Product Physical Basis
The product synthesizes information and expert analysis related to climate variability across multiple time scales and from various sources, including operational climate monitoring products. The physical basis for the outlooks include
El Nino-Southern Oscillation (ENSO) , the
Madden-Julian Oscillation (MJO), strength and variations of the monsoon systems, other coherent subseasonal tropical variability such as atmospheric Kelvin waves (KW), Equatorial Rossby waves (ERW), African easterly waves, as well as interactions with the extratropical circulation (i.e. high latitude blocking, low-latitude frontal activity, etc.).
Product Forecast Tools
The outlook maps are currently created subjectively based on a number of forecast tools, many of which are objective. The final depiction is an assessment of these forecast tools based on a number of factors to create the final product. Work is ongoing to create an objective consolidation of some of the available forecast tools to serve as a first guess for the forecaster. Forecast tools include MJO composites, empirical and dynamical based MJO, ERW and KW forecasts, and raw dynamical model guidance from a number of modeling systems. Tropical cyclone areas are based on MJO composites and statistical and dynamical tropical cyclone forecasts as well as raw model forecast guidance.
The product supports the NOAA mission in three primary ways:
- Assess and forecast important changes in the distribution of tropical convection (i.e., potential circulation changes across the Pacific and North America sectors) and communicate this information to NWS forecasters
- Provide advance notice of potential hazards related to climate, weather and hydrological events across the global tropics (including tropical cyclone risks for several NWS regions)
- Support various sectors of the U.S. economy (finance, energy, agriculture, water resource management) that have foreign interests.
The product is created through collaboration with other NOAA centers, [the National Hurricane Center (NHC) and the Central Pacific Hurricane Center (CPHC)], the Department of Defense [The Joint Typhoon Warning Center (JTWC) and the Naval Postgraduate School (NPS)], the Australian Bureau of Meteorology, Taiwan Central Weather Bureau, the State University of New York at Albany (SUNY) and the Center for Climate and Satellites (CICS), among other collaborators.

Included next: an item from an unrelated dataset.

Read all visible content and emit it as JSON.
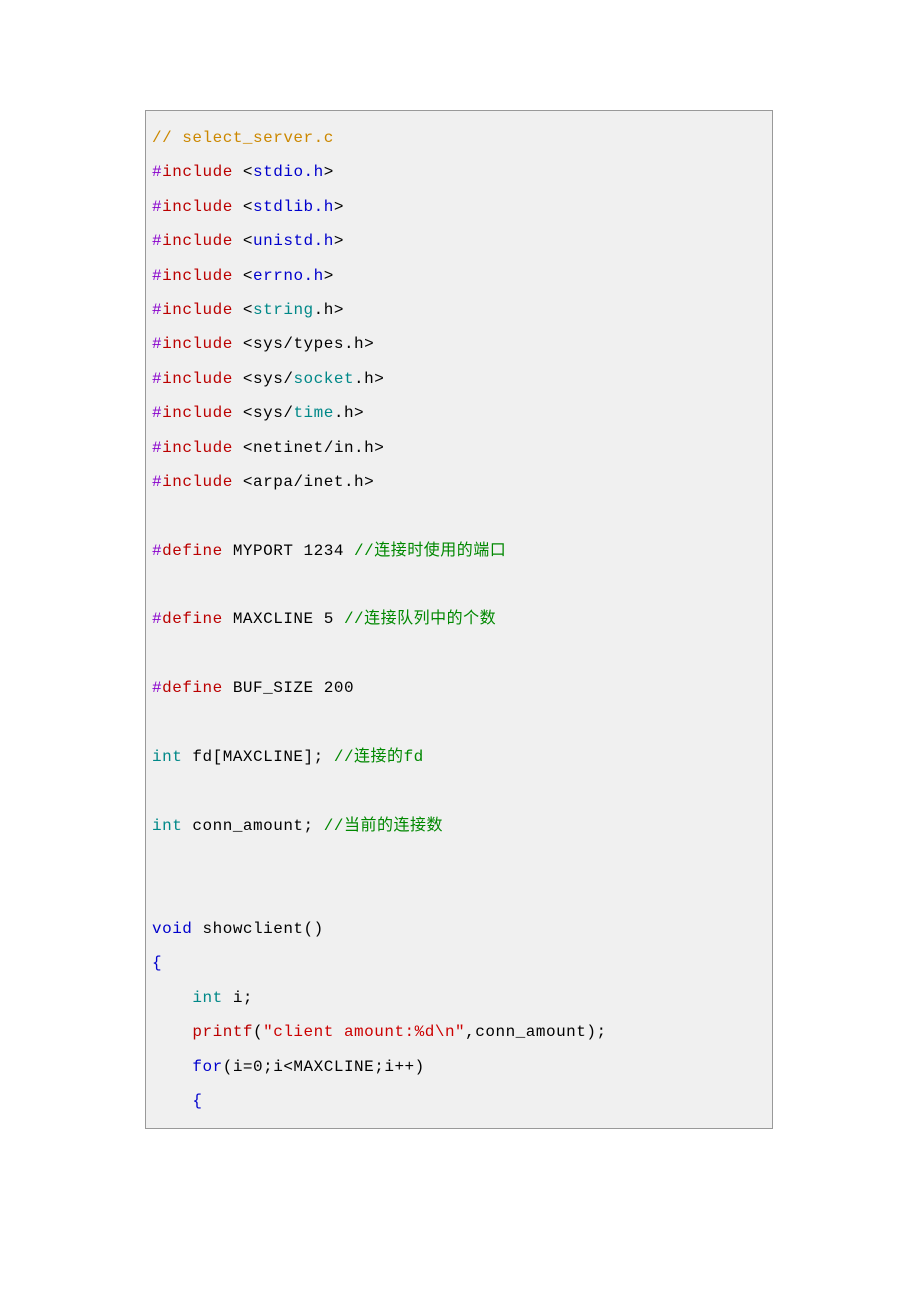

Product Users and Applications
Known users include U.S. government agencies such as NOAA [National Weather Service (NWS), River Forecast Centers (RFCs), the National Marine Fisheries Service (NMFS), the Department of the Interior (U.S. Forest Service), aid organizations (U.S. and international Red Cross, USAID), domestic and global private sector interests (financial, energy, water resource management and agricultural sectors), international weather services and various media meteorologists.
Some special applications of the product in the past include extended range predictions to support Haiti earthquake and Deepwater Horizon oil spill relief efforts as well as support for the Dynamics of the MJO (DYNAMO) scientific field campaign held from October 2011 through March 2012.